TransLink held its annual general meeting today, where the board of directors tackled a number of issues in its annual report like salaries and ridership increases, fixes for the disabled community accessing fare gates, and more concerns on HandyDART.
The findings show the transportation authority shelled out $569 million for salaries, wages and benefits last year.
That’s 42% of its total $1.3 billion in expenses.
The report shows the $16 million, or 3% increase over 2014 is due to labour contracts, more staff for rail, and the roll out of the Compass card system.
Demand for service on the rise
Ridership was up 2.1 per cent for boarded passengers year over year, and the report shows TransLink has implemented “operational efficiencies” to cope with rising demand, despite no additional investment since 2010.
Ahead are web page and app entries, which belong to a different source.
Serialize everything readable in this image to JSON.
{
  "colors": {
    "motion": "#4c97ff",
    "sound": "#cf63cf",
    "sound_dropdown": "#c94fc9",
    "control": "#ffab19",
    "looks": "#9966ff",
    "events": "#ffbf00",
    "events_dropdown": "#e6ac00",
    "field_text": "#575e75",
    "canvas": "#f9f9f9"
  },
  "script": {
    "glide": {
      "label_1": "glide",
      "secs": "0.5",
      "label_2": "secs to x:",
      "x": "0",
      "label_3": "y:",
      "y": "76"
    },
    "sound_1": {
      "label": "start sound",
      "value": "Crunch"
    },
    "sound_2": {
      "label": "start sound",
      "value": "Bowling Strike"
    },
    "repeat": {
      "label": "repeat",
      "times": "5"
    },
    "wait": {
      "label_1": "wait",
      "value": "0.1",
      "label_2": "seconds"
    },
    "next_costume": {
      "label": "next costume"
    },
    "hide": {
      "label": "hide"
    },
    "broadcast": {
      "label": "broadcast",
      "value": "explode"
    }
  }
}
Disability advocates applaud fare gate fix
Disability advocates are cheering TransLink’s new long term plan to deal with the controversial issue of accessibility as it continues to roll out its $190-million Compass Card system.
A report coming to the TransLink board recommends the installation of special sensor-triggered gates at SkyTrain stations for disabled riders.
Tim Louis of the HandyDart Riders’ Alliance champions the work of new CEO Kevin Desmond.
“On his watch he has committed to simply and productively solving the problem.”
“Technology will allow me without ever removing my Compass Card from my pocket, or tapping it, which I am unable to do, to go through the gate.”
Desmond says it’s a small investment for human dignity.
“People with a disability of that nature that are willing ready and able and have the gumption and human spirit to make it through our system, on their own and independently and want to do that, from a stand point of human dignity, we need to make sure they’ve got that access.”
The report finds only 15-50 people can’t tap Compass Cards themselves.
The cost is up to $5-million.
HandyDART users want service brought in-house
Not everyone is happy; for the third time in six months, disabled HandyDART users flooded the board meeting demanding better service.
Users say the accessible transit service should be brought in-house.
Right now service is provided by American-owned MVT, although the contract is up at the end of the year.
Customers say the company is relying more on the use of taxis to keep up with demand, with one woman saying despite special training, drivers don’t have the sensitivities or ongoing knowledge of their unique needs.
Carolyn Bauer with the Vancouver Taxi Association defended the industry, saying taxis have transported 22,000 passengers, and received only 93 complaints.
The transit authority’s annual report shows HandyDART passengers totaled 1.3 million last year, a decline of 3.2 percent over 2014.
New CEO Kevin Desmond says a robust review is underway, and TransLink is considering bringing the service in-house.
Sex crimes on the rise
Translink’s CEO also says he’s concerned transit sex crimes are on the rise.
Transit Police say it recorded 342 sex offences on transit last year.
That’s more than doubled since 2011.
“The safety and security of our customers is my job number one, our job number one, so yes it is a concern and I’m confident the transit police working with those of us here at TransLink have our hands on it.”
However, Desmond says it’s likely due to an increase in reporting and better awareness.